• What is needed
Every line of the data is to be reproduced exactly.

━━━ Records shown

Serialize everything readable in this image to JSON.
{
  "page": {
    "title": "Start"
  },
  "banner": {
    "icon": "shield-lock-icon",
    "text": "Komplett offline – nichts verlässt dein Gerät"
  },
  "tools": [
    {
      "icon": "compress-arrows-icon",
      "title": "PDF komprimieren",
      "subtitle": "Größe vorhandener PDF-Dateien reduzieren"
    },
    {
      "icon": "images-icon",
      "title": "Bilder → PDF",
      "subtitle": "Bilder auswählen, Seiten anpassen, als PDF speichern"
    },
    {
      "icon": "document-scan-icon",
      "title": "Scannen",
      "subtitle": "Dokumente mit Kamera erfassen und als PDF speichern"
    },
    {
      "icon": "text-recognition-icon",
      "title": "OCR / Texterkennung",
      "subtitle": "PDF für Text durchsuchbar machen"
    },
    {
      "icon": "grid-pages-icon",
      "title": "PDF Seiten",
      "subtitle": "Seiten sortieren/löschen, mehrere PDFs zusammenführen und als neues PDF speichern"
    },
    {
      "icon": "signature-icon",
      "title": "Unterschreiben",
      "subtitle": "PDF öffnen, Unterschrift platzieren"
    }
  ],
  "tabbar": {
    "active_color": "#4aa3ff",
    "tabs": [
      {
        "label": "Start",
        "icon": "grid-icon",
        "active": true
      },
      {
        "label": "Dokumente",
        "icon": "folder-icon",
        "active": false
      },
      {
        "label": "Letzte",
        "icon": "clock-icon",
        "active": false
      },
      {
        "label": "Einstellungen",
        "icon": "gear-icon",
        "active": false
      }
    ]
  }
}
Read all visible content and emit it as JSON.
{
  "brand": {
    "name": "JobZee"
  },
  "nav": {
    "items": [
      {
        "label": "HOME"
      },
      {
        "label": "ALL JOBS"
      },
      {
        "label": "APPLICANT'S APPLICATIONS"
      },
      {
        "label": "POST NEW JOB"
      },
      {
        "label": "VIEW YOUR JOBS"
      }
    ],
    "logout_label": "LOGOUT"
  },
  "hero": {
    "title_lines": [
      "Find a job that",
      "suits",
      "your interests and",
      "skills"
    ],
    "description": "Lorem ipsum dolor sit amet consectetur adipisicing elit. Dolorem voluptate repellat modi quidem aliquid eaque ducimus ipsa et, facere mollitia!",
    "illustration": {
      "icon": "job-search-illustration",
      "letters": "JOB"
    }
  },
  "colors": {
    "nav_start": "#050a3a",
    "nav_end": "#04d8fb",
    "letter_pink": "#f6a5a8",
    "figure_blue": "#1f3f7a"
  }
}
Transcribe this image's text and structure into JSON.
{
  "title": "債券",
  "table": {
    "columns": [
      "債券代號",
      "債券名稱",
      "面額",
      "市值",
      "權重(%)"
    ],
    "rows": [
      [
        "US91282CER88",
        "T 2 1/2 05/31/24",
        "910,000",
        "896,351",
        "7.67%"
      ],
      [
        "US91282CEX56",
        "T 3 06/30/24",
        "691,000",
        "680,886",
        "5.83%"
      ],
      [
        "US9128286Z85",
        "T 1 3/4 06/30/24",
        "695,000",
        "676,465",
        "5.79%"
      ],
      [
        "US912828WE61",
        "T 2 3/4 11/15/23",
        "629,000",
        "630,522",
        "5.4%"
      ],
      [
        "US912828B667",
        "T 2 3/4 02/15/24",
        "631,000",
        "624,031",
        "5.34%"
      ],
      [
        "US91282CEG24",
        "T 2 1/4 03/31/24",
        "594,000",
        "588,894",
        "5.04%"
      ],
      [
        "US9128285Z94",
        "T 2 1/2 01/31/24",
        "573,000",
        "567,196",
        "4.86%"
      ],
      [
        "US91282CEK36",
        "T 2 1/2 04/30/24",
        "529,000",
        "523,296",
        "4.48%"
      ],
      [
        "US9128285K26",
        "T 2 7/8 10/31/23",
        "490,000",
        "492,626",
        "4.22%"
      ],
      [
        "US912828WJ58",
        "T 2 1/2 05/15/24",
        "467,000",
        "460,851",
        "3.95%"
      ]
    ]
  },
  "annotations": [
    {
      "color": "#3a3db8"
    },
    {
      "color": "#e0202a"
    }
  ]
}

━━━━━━

• Exercise answer
Serialize everything readable in this image to JSON.
{
  "page": {
    "title": "Start"
  },
  "banner": {
    "icon": "shield-lock-icon",
    "text": "Komplett offline – nichts verlässt dein Gerät"
  },
  "tools": [
    {
      "icon": "compress-arrows-icon",
      "title": "PDF komprimieren",
      "subtitle": "Größe vorhandener PDF-Dateien reduzieren"
    },
    {
      "icon": "images-icon",
      "title": "Bilder → PDF",
      "subtitle": "Bilder auswählen, Seiten anpassen, als PDF speichern"
    },
    {
      "icon": "document-scan-icon",
      "title": "Scannen",
      "subtitle": "Dokumente mit Kamera erfassen und als PDF speichern"
    },
    {
      "icon": "text-recognition-icon",
      "title": "OCR / Texterkennung",
      "subtitle": "PDF für Text durchsuchbar machen"
    },
    {
      "icon": "grid-pages-icon",
      "title": "PDF Seiten",
      "subtitle": "Seiten sortieren/löschen, mehrere PDFs zusammenführen und als neues PDF speichern"
    },
    {
      "icon": "signature-icon",
      "title": "Unterschreiben",
      "subtitle": "PDF öffnen, Unterschrift platzieren"
    }
  ],
  "tabbar": {
    "active_color": "#4aa3ff",
    "tabs": [
      {
        "label": "Start",
        "icon": "grid-icon",
        "active": true
      },
      {
        "label": "Dokumente",
        "icon": "folder-icon",
        "active": false
      },
      {
        "label": "Letzte",
        "icon": "clock-icon",
        "active": false
      },
      {
        "label": "Einstellungen",
        "icon": "gear-icon",
        "active": false
      }
    ]
  }
}
Read all visible content and emit it as JSON.
{
  "brand": {
    "name": "JobZee"
  },
  "nav": {
    "items": [
      {
        "label": "HOME"
      },
      {
        "label": "ALL JOBS"
      },
      {
        "label": "APPLICANT'S APPLICATIONS"
      },
      {
        "label": "POST NEW JOB"
      },
      {
        "label": "VIEW YOUR JOBS"
      }
    ],
    "logout_label": "LOGOUT"
  },
  "hero": {
    "title_lines": [
      "Find a job that",
      "suits",
      "your interests and",
      "skills"
    ],
    "description": "Lorem ipsum dolor sit amet consectetur adipisicing elit. Dolorem voluptate repellat modi quidem aliquid eaque ducimus ipsa et, facere mollitia!",
    "illustration": {
      "icon": "job-search-illustration",
      "letters": "JOB"
    }
  },
  "colors": {
    "nav_start": "#050a3a",
    "nav_end": "#04d8fb",
    "letter_pink": "#f6a5a8",
    "figure_blue": "#1f3f7a"
  }
}
Transcribe this image's text and structure into JSON.
{
  "title": "債券",
  "table": {
    "columns": [
      "債券代號",
      "債券名稱",
      "面額",
      "市值",
      "權重(%)"
    ],
    "rows": [
      [
        "US91282CER88",
        "T 2 1/2 05/31/24",
        "910,000",
        "896,351",
        "7.67%"
      ],
      [
        "US91282CEX56",
        "T 3 06/30/24",
        "691,000",
        "680,886",
        "5.83%"
      ],
      [
        "US9128286Z85",
        "T 1 3/4 06/30/24",
        "695,000",
        "676,465",
        "5.79%"
      ],
      [
        "US912828WE61",
        "T 2 3/4 11/15/23",
        "629,000",
        "630,522",
        "5.4%"
      ],
      [
        "US912828B667",
        "T 2 3/4 02/15/24",
        "631,000",
        "624,031",
        "5.34%"
      ],
      [
        "US91282CEG24",
        "T 2 1/4 03/31/24",
        "594,000",
        "588,894",
        "5.04%"
      ],
      [
        "US9128285Z94",
        "T 2 1/2 01/31/24",
        "573,000",
        "567,196",
        "4.86%"
      ],
      [
        "US91282CEK36",
        "T 2 1/2 04/30/24",
        "529,000",
        "523,296",
        "4.48%"
      ],
      [
        "US9128285K26",
        "T 2 7/8 10/31/23",
        "490,000",
        "492,626",
        "4.22%"
      ],
      [
        "US912828WJ58",
        "T 2 1/2 05/15/24",
        "467,000",
        "460,851",
        "3.95%"
      ]
    ]
  },
  "annotations": [
    {
      "color": "#3a3db8"
    },
    {
      "color": "#e0202a"
    }
  ]
}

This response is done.